If I’ve learned one lesson about having a flower garden, it’s about feeding the plants.
The penny finally dropped when I was admiring some marvelous hanging baskets that were simply overflowing with blooms and the owner said she simply watered them with 20-20-20 liquid fertilizer once a week.
A decade ago, the first year I filled a front flower bed with geraniums, I didn’t think about feeding. I was delighted with the big, bold red geraniums that were my first effort. But by midsummer, the blooms just stopped coming and I simply couldn’t figure out why.
With hindsight, I can see that the soil in that bed had probably been planted with flowers every summer for decades. Perhaps previous owners had replenished the soil periodically: I certainly hadn’t. There were simply no nutrients left in it to keep plants going.
Flowering plants — especially the short-lived annuals that seem to flower with almost frantic abandon all summer long — are voracious users of soil nutrients. When you look at the amazing growth of plants roots, stems, leaves and flowers over the summer, think of what fuel it must take to drive that plant’s “engine”.
So we have to make sure that our plants have enough to eat. Malnourished plants will not thrive and, eventually, will sicken and die just as a starved human being would.
Many organic-thinking gardeners rely on the adage: “Feed the soil, not the plant.” And there is more to that saying than just playing with words. Gardens planted in rich, loose soil that contains naturally-occurring nutrients will always do better, in the short term and the long term, than gardens where granular or liquid fertilizers try to compensate for compacted, tired soil.
You can enrich your soil by adding compost or well-rotted manure. And you should.
But let’s face facts: you’ll need to dig in a great deal of compost — a layer at least two inches thick across the entire bed — or use many wheelbarrows of manure to adequately feed a thriving flower bed.
Some gardeners — retired people or those without a young family taking a lot of time — are able to use soil amendments like manure and compost in adequate amounts.

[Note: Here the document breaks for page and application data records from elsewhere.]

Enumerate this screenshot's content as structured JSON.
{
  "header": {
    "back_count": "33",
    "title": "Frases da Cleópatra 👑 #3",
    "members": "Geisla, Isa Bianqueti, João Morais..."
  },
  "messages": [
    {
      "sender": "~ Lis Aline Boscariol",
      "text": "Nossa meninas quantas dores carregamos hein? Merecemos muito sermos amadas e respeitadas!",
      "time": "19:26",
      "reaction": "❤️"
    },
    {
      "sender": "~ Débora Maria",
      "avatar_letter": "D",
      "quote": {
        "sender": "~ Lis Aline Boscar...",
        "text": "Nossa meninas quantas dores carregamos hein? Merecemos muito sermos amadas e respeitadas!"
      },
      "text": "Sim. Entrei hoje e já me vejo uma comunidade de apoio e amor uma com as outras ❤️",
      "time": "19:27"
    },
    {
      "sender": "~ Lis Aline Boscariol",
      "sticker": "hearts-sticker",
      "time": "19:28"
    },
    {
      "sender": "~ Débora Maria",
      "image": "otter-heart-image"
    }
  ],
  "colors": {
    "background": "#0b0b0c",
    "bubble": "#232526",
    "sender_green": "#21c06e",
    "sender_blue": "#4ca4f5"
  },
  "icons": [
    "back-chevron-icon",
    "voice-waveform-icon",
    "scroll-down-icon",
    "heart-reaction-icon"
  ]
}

I have added six cubic yards of manured topsoil to my flower beds in the last year-and-a-bit. And I add some compost to my beds every spring and summer, but my region-supplied Soil Saver doesn’t give me anywhere near enough for a two-inch layer. And even though I’m lucky enough to be able to lay my hands (so to speak) on well-rotted manure, I don’t get around to picking up very much of it.

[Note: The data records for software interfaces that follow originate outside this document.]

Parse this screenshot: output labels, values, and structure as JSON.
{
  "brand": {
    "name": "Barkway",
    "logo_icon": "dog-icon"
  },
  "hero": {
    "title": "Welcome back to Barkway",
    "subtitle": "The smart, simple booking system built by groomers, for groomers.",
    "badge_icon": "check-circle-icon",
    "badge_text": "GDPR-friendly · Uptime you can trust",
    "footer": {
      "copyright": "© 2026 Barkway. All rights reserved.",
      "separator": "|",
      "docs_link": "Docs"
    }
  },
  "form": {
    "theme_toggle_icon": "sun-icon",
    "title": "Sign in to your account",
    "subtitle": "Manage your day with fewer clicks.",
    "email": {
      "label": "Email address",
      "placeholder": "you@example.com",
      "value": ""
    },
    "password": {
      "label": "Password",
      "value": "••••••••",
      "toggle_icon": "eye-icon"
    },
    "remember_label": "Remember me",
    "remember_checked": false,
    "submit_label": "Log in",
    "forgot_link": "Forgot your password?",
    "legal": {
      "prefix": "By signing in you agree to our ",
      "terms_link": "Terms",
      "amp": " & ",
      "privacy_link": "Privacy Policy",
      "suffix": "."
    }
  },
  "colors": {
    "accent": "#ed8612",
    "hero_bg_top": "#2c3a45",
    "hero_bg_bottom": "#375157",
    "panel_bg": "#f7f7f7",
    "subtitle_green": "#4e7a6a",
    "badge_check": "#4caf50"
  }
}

When time is the thing we seem to have the least of, sheer convenience can make the difference between doing a job regularly and not doing it. I have ended up this spring and summer doing much of my gardening between 6.15 and 8 a.m.
So, to make sure my plants get fed and bloom their best, and to try to coak second blooms out of perennials, I have resorted — without a shred of guilt — to a synthetic fertilizer.

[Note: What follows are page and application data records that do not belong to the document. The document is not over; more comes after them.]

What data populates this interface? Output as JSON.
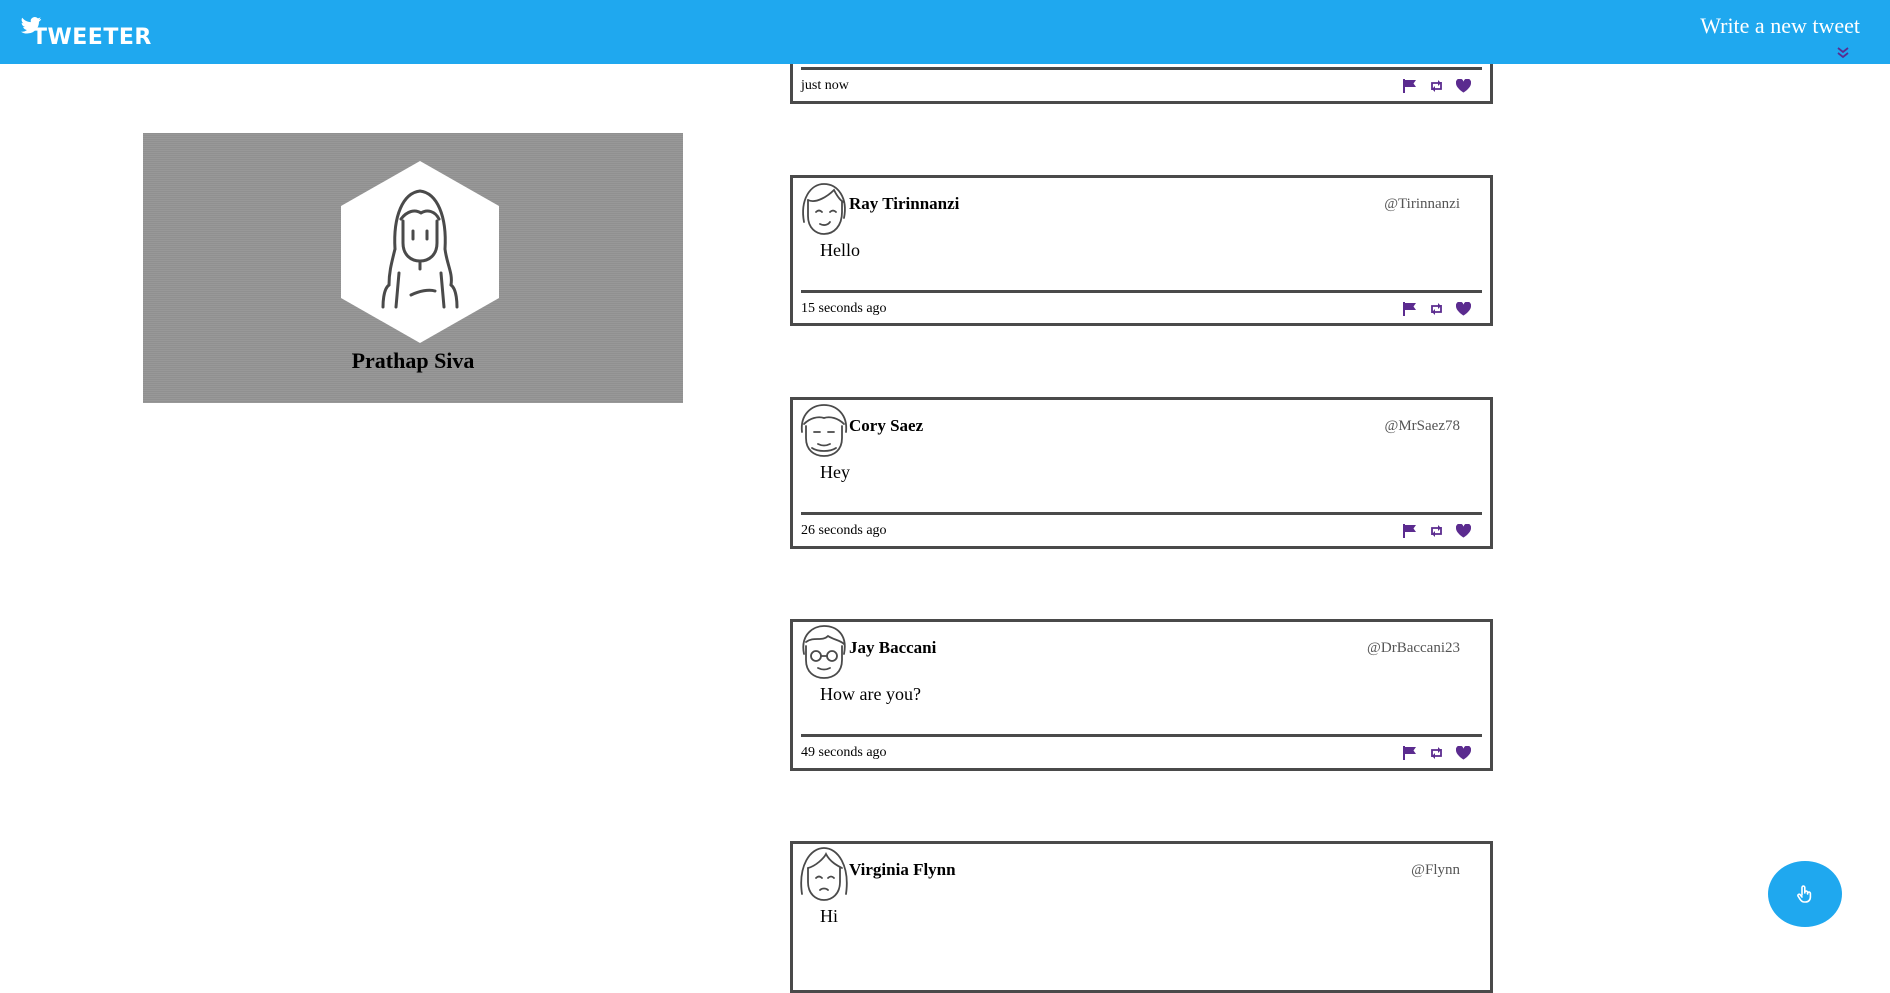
{
  "header": {
    "brand": "TWEETER",
    "write_link": "Write a new tweet"
  },
  "profile": {
    "name": "Prathap Siva"
  },
  "tweets": [
    {
      "name": "",
      "handle": "",
      "text": "",
      "time": "just now"
    },
    {
      "name": "Ray Tirinnanzi",
      "handle": "@Tirinnanzi",
      "text": "Hello",
      "time": "15 seconds ago"
    },
    {
      "name": "Cory Saez",
      "handle": "@MrSaez78",
      "text": "Hey",
      "time": "26 seconds ago"
    },
    {
      "name": "Jay Baccani",
      "handle": "@DrBaccani23",
      "text": "How are you?",
      "time": "49 seconds ago"
    },
    {
      "name": "Virginia Flynn",
      "handle": "@Flynn",
      "text": "Hi",
      "time": ""
    }
  ],
  "icons": {
    "action_color": "#5b2b8f",
    "brand_color": "#1fa8ef",
    "flag": "flag-icon",
    "retweet": "retweet-icon",
    "like": "heart-icon",
    "chevron": "chevron-double-down-icon",
    "fab": "hand-pointer-icon"
  }
}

Once a week, I screw on the hose-end sprayer and soak my flower beds with a water-soluble fertilizer. I use whatever I have handy that has a fairly evenly balanced N,P,K ratio: 15-30-15, 20-20-20 or anything similar.
(A word on those numbers. They stand for, in order, the percentages of the three major plant nutrients: nitrogen, phosphorus and potassium, also known by their chemical symbols of N, P and K. They boost, again in order, leaf growth, root growth and flower growth. A mnemonic phrase to remember the right order [I found it in The Reluctant Gardener, published by Random House], is the phrase Little Red Flowers — Leaf-Root-Flowers. To “green up” a lawn or help a plant with yellowing flowers, you would use a high-nitrogen fertilizer like 20-5-5. To coax more blooms out of a lazy annual, try 5-5-20.)
Organic equivalents include watering with manure tea — made by steeping a cloth or burlap bag of manure in water for several days — or using a fish-emulsion fertilizer. Despite promises of no odor, I found my band-name fish emulsion fertilizer left a distinctive smell behind for several days and the next time it rained. My wife said it reeked.
Granular fertilizers break down more slowly and so will last longer. Look for N-P-K ratios of about 6-9-6 or 7-7-7. Generally speaking, you need only apply twice in a season — late spring and mid summer. Most will go on at the rate of about a handful to a square metre or yard — what garden writer Trevor Cole describes as “enough to see that you have put fertilizer on, not so much it looks as though it had snowed.”
(A column from 1995.)